Keywords: Art, Culture, India, Museum, Music
What is the best way to save Goa from deforestation?
Drinking feni, may well be the answer, says the secretary of the Goa Cashew Feni Distillers and Bottlers Association Hansel Vaz, who on Thursday said, that sipping the state's unique alcoholic drink and making it popular would directly aid the greening of Goa's hills and other barren landscapes.
"To get more cashews, we need to plant more trees. I always say, by drinking feni you will save Goa, because we will be planting more cashew trees and we will have greener hills. The beauty of cashew is you do not need fertile land. You can grow it on a hill which can provide no nutrition. We will be able to grow more trees, if we can sell feni properly," Vaz said. Vaz's comments come at a time when the hillsides of the coastal state have witnessed significant deforestation for real estate development and for infrastructure projects. Feni is manufactured by fermenting and double distilling juice from the cashew apple.
Best way to keep Goa green is to grab yourself a glass of feni. | IANS

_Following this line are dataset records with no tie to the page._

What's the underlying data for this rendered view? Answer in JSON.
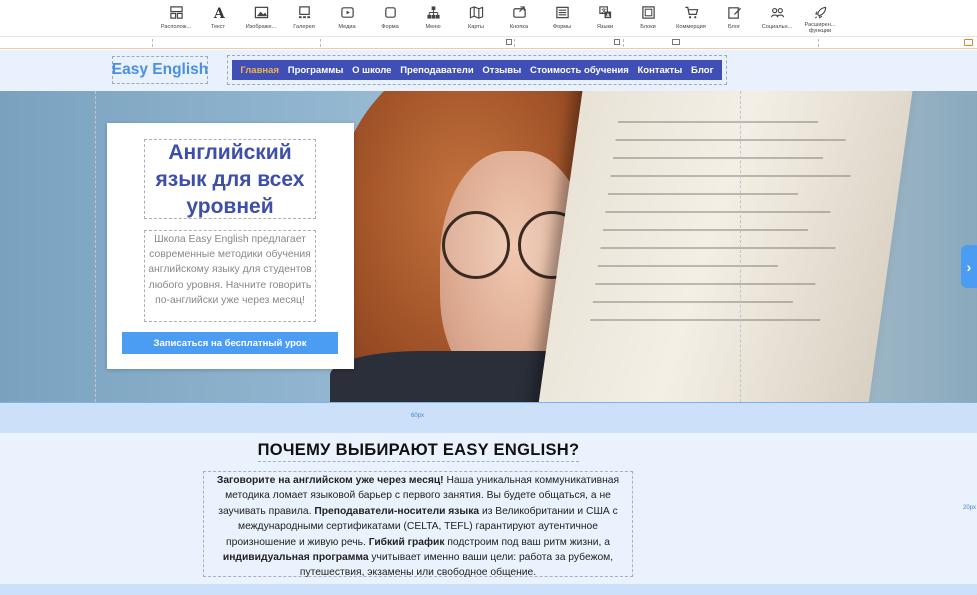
{
  "toolbar": {
    "items": [
      {
        "label": "Располож...",
        "icon": "layout-icon"
      },
      {
        "label": "Текст",
        "icon": "text-icon"
      },
      {
        "label": "Изображе...",
        "icon": "image-icon"
      },
      {
        "label": "Галерея",
        "icon": "gallery-icon"
      },
      {
        "label": "Медиа",
        "icon": "media-icon"
      },
      {
        "label": "Форма",
        "icon": "shape-icon"
      },
      {
        "label": "Меню",
        "icon": "menu-icon"
      },
      {
        "label": "Карты",
        "icon": "map-icon"
      },
      {
        "label": "Кнопка",
        "icon": "button-icon"
      },
      {
        "label": "Формы",
        "icon": "form-icon"
      },
      {
        "label": "Языки",
        "icon": "language-icon"
      },
      {
        "label": "Блоки",
        "icon": "blocks-icon"
      },
      {
        "label": "Коммерция",
        "icon": "cart-icon"
      },
      {
        "label": "Блог",
        "icon": "blog-icon"
      },
      {
        "label": "Социальн...",
        "icon": "social-icon"
      },
      {
        "label": "Расширен... функции",
        "icon": "rocket-icon"
      }
    ]
  },
  "header": {
    "logo": "Easy English",
    "nav": [
      {
        "label": "Главная",
        "active": true
      },
      {
        "label": "Программы",
        "active": false
      },
      {
        "label": "О школе",
        "active": false
      },
      {
        "label": "Преподаватели",
        "active": false
      },
      {
        "label": "Отзывы",
        "active": false
      },
      {
        "label": "Стоимость обучения",
        "active": false
      },
      {
        "label": "Контакты",
        "active": false
      },
      {
        "label": "Блог",
        "active": false
      }
    ]
  },
  "hero": {
    "title": "Английский язык для всех уровней",
    "text": "Школа Easy English предлагает современные методики обучения английскому языку для студентов любого уровня. Начните говорить по-английски уже через месяц!",
    "button": "Записаться на бесплатный урок",
    "handle": "›"
  },
  "spacer": {
    "label": "60px"
  },
  "why": {
    "title": "ПОЧЕМУ ВЫБИРАЮТ EASY ENGLISH?",
    "p1_bold": "Заговорите на английском уже через месяц!",
    "p1_text": " Наша уникальная коммуникативная методика ломает языковой барьер с первого занятия. Вы будете общаться, а не заучивать правила. ",
    "p2_bold": "Преподаватели-носители языка",
    "p2_text": " из Великобритании и США с международными сертификатами (CELTA, TEFL) гарантируют аутентичное произношение и живую речь. ",
    "p3_bold": "Гибкий график",
    "p3_text": " подстроим под ваш ритм жизни, а ",
    "p4_bold": "индивидуальная программа",
    "p4_text": " учитывает именно ваши цели: работа за рубежом, путешествия, экзамены или свободное общение.",
    "pad_label": "20px"
  },
  "colors": {
    "nav_bg": "#3f4fb5",
    "nav_active": "#f2b34a",
    "accent": "#4a9df2",
    "title": "#3d4fa8"
  }
}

Addressing a press conference in Panaji, Vaz also said that the promotion of feni was also in sync with the Prime Minister's vision for India to go "vocal for local". "There is no conglomerate, multinational company owning the drink. So every time we sell feni, it is a direct cash injection into Goa. If you sell a feni cocktail in Calangute (a popular beach village), it makes a direct impact in Valpoi and Bicholim, because this money is going down there," the Association official said at a press conference in Panaji.
The Association held the media briefing to announce a road map ahead for the feni industry, especially vis a vis streamlining aspects related to production, standardisation and marketing of the brew to make it popular in other Indian states and abroad.
The efforts to streamline the state "heritage drink" comes a month after the Goa government notified a formal policy, 'Goa Feni Policy 2021', which covers 26 different varieties of feni distilled in the state. "There were many barriers related to feni, which the policy has now addressed," treasurer of the Association Tukaram Haldankar said. One such hurdle was the previous government classification, which described feni as "country liquor", which would deter tourists from purchasing the drink. The reclassification of feni as a state "heritage drink" has lent dignity to the brew which has been manufactured locally in Goa since the 16th century.
But there is more the government can do, along with the state's traditional distillers and manufacturers to promote feni, Haldankar said. | Photo by Ishvani Hans on Unsplash
But there is more the government can do, along with the state's traditional distillers and manufacturers to promote feni, Haldankar said. "We request the government to allow the sale of feni in duty free stores in airports and cruise liner terminals. The government should also support us through the department of Tourism, so that feni can be promoted in its programmes. iIf you go to Scotland, they promote Scotch. Goa should promote its feni to Goa," Haldankar said, adding that traditional distillers should also be given subsidies and other measures should be taken to standardise feni, which he said, "would require further subsidies and financial assistance from the government".
"It should be a standard product like scotch, champagne," Haldankar said. "Like Mexico's tequila, Russian vodka and Japan's sake, we need to export our feni across the country and the world and the local distillers should also benefit economically," president of the Association Gurudutt Bhakta also said. (IANS/ MBI)
Keywords: deforestation,cashew,distillers,association,government, goa, feni, India